A new survey into the use and expected use of VR (virtual reality) gear in the architectural visualization industry by CGarchitect has produced some interesting results.
Oculus Rift Upset—Famed Device Falling From Grace by Visualization Pros
According to the survey, which was initiated in July 2016 and took in global participants common to the readership at CGarchitect, the number one VR head-mounted display used in current production is Samsung Gear VR, with 49 percent (half the field) of participants using the device.
Surprising too was the second most common VR head-mounted display—Google Cardboard, with 42 percent usage. HTV Vive had 32 percent while Oculus Rift (DK2) was also at 32 percent. And the end of the spectrum was Microsoft Hololens with just 6 percent. Bear in mind that Architosh gave much credit to, and an award honor at AIA 2016, to SketchUp’s new alpha technology using Microsoft Hololens, which is an AR (augmented reality device) not a VR device.
HDM (head-mounted display) usage going forward was a bit more interesting. The survey asked which HDM users were experimenting with or plan to use in 2016 or 2017 (in other words in the future or next). Samsung still held the top spot at 45 percent, while the HTC Vive rose to 43 percent.
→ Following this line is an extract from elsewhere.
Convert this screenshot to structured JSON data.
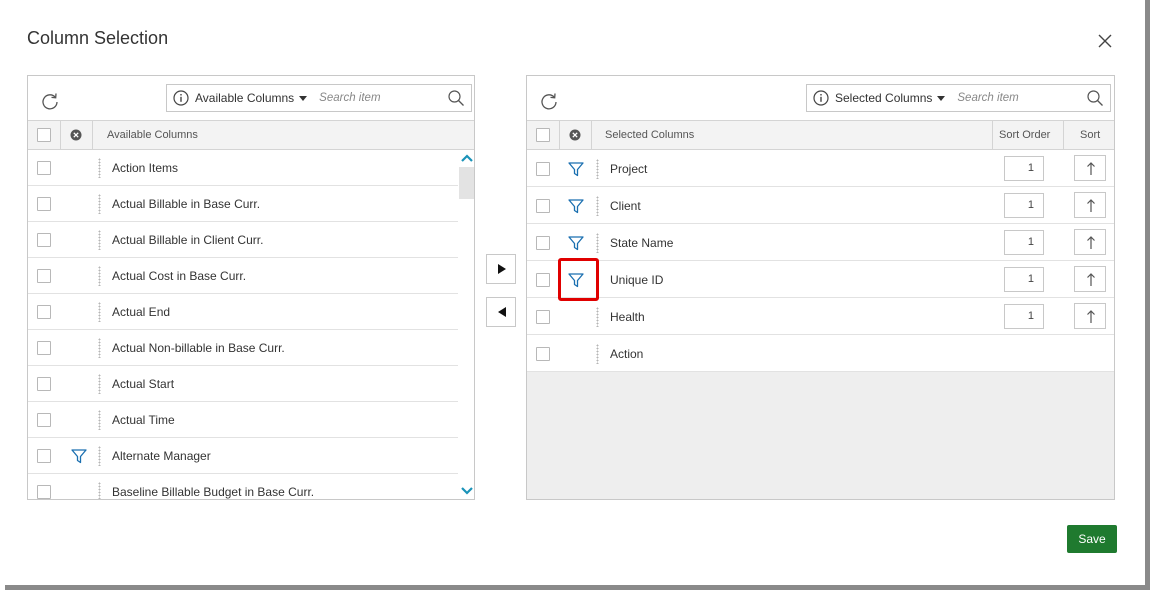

In third place was Google Cardboard falling to 37 percent.
With Oculus devices falling slightly in percentage points, we see Microsoft Hololens rising to 18 percent while Magic Leap garners 6 percent projected usage.
Learning More About Magic Leap
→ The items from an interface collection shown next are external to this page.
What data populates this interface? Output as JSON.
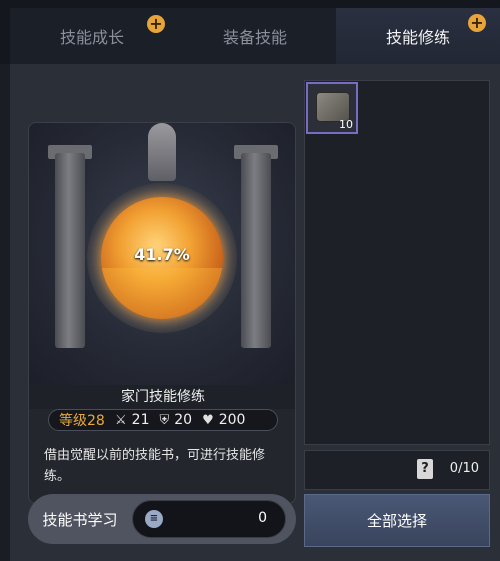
{
  "tabs": [
    {
      "label": "技能成长",
      "has_plus": true,
      "active": false
    },
    {
      "label": "装备技能",
      "has_plus": false,
      "active": false
    },
    {
      "label": "技能修练",
      "has_plus": true,
      "active": true
    }
  ],
  "training": {
    "progress_text": "41.7%",
    "progress_fraction": 0.417,
    "name": "家门技能修练",
    "level_label": "等级28",
    "attack": "21",
    "defense": "20",
    "hp": "200",
    "description": "借由觉醒以前的技能书，可进行技能修练。"
  },
  "inventory": {
    "slot_count": "10",
    "selected_count": "0/10"
  },
  "buttons": {
    "select_all": "全部选择",
    "skill_book_learn": "技能书学习",
    "learn_value": "0"
  },
  "colors": {
    "accent_gold": "#e7a43a",
    "selected_border": "#7a6cc4",
    "primary_button": "#4a5876"
  },
  "icons": {
    "plus": "plus-icon",
    "attack": "crossed-swords-icon",
    "defense": "shield-icon",
    "hp": "heart-icon",
    "book": "skill-book-icon",
    "help": "question-book-icon"
  }
}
Magic Leap is a company based in Florida that raised a half a billion dollars back in the fall of 2014. It has been called the world’s hottest startup and the world’s most ‘secret’ startup. As the developer of “novel human computing interfaces,” the company is developing a proprietary interface known as Cinematic Reality™, a term unique to the VR-AR world they alone have coined.
The fact that Magic Leap appears on the list above in the survey without anyone really knowing what the device will be like says a lot about the expectations surrounding this company. Back in April of this year, Wired got the best look of Magic Leap. Yet, we still don’t know too much beyond that information—and, an approved patent application drawing.
But one thing is clear. Magic Leap seems to be in possession of mixed reality technology that is clearly ahead of anybody else’s AR or MR technology. And that explains why Google was an early investor, along with legendary Silicon Valley VCs like Andreessen Horowitz and Kleiner Perkins. So far, investors have poured over $1 billion into Magic Leap. And yet there is not even a beta version. Talk about a leap-in-faith.
All puns aside, Magic Leap’s astounding financial backing doesn’t guarantee it will succeed. Every major heavy-hitter in tech has VR/AR/MR or other-named artificial reality projects in the labs. Consistent with expectations and history, Apple has been tight-lipped but also acknowledged the importance of AR, strongly suggesting recently that the company has tech brewing in this area. And Facebook has over 400 engineers working in VR. So while the world pontificates about whether Apple is in or out of the “autonomous” car market, what folks should really come to realize is that it would be insane for Apple not to be—all in—in AR.